▸ Directions: Return the whole listing exactly as it stands.

▸ Exercise data:
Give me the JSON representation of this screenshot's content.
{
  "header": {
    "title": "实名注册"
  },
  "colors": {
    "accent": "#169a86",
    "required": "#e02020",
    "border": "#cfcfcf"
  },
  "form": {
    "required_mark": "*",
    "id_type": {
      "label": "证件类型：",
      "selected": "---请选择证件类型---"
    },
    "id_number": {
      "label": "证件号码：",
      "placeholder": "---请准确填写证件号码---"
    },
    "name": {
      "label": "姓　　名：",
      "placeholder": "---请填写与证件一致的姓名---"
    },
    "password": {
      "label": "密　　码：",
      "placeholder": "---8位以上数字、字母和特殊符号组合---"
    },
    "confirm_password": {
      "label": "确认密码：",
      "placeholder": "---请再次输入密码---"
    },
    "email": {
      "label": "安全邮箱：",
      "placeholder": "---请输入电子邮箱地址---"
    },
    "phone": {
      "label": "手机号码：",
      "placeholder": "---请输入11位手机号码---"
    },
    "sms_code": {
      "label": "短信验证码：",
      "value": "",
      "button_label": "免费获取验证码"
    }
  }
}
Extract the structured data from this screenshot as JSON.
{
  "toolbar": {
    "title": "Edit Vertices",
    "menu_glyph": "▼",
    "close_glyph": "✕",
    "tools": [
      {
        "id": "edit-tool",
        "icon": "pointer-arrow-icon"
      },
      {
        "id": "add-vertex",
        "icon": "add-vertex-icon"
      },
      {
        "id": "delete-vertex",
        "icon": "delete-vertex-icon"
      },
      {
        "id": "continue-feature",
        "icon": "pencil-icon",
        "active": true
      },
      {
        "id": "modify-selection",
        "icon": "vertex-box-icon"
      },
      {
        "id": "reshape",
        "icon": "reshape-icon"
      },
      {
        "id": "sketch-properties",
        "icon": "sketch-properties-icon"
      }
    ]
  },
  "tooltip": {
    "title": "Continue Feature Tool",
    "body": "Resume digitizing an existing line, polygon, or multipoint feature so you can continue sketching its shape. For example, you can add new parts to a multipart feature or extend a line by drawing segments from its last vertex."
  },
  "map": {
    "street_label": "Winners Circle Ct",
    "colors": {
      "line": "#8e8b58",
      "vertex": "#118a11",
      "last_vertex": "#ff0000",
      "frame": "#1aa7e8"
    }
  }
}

▸ Solution:
Give me the JSON representation of this screenshot's content.
{
  "header": {
    "title": "实名注册"
  },
  "colors": {
    "accent": "#169a86",
    "required": "#e02020",
    "border": "#cfcfcf"
  },
  "form": {
    "required_mark": "*",
    "id_type": {
      "label": "证件类型：",
      "selected": "---请选择证件类型---"
    },
    "id_number": {
      "label": "证件号码：",
      "placeholder": "---请准确填写证件号码---"
    },
    "name": {
      "label": "姓　　名：",
      "placeholder": "---请填写与证件一致的姓名---"
    },
    "password": {
      "label": "密　　码：",
      "placeholder": "---8位以上数字、字母和特殊符号组合---"
    },
    "confirm_password": {
      "label": "确认密码：",
      "placeholder": "---请再次输入密码---"
    },
    "email": {
      "label": "安全邮箱：",
      "placeholder": "---请输入电子邮箱地址---"
    },
    "phone": {
      "label": "手机号码：",
      "placeholder": "---请输入11位手机号码---"
    },
    "sms_code": {
      "label": "短信验证码：",
      "value": "",
      "button_label": "免费获取验证码"
    }
  }
}
Extract the structured data from this screenshot as JSON.
{
  "toolbar": {
    "title": "Edit Vertices",
    "menu_glyph": "▼",
    "close_glyph": "✕",
    "tools": [
      {
        "id": "edit-tool",
        "icon": "pointer-arrow-icon"
      },
      {
        "id": "add-vertex",
        "icon": "add-vertex-icon"
      },
      {
        "id": "delete-vertex",
        "icon": "delete-vertex-icon"
      },
      {
        "id": "continue-feature",
        "icon": "pencil-icon",
        "active": true
      },
      {
        "id": "modify-selection",
        "icon": "vertex-box-icon"
      },
      {
        "id": "reshape",
        "icon": "reshape-icon"
      },
      {
        "id": "sketch-properties",
        "icon": "sketch-properties-icon"
      }
    ]
  },
  "tooltip": {
    "title": "Continue Feature Tool",
    "body": "Resume digitizing an existing line, polygon, or multipoint feature so you can continue sketching its shape. For example, you can add new parts to a multipart feature or extend a line by drawing segments from its last vertex."
  },
  "map": {
    "street_label": "Winners Circle Ct",
    "colors": {
      "line": "#8e8b58",
      "vertex": "#118a11",
      "last_vertex": "#ff0000",
      "frame": "#1aa7e8"
    }
  }
}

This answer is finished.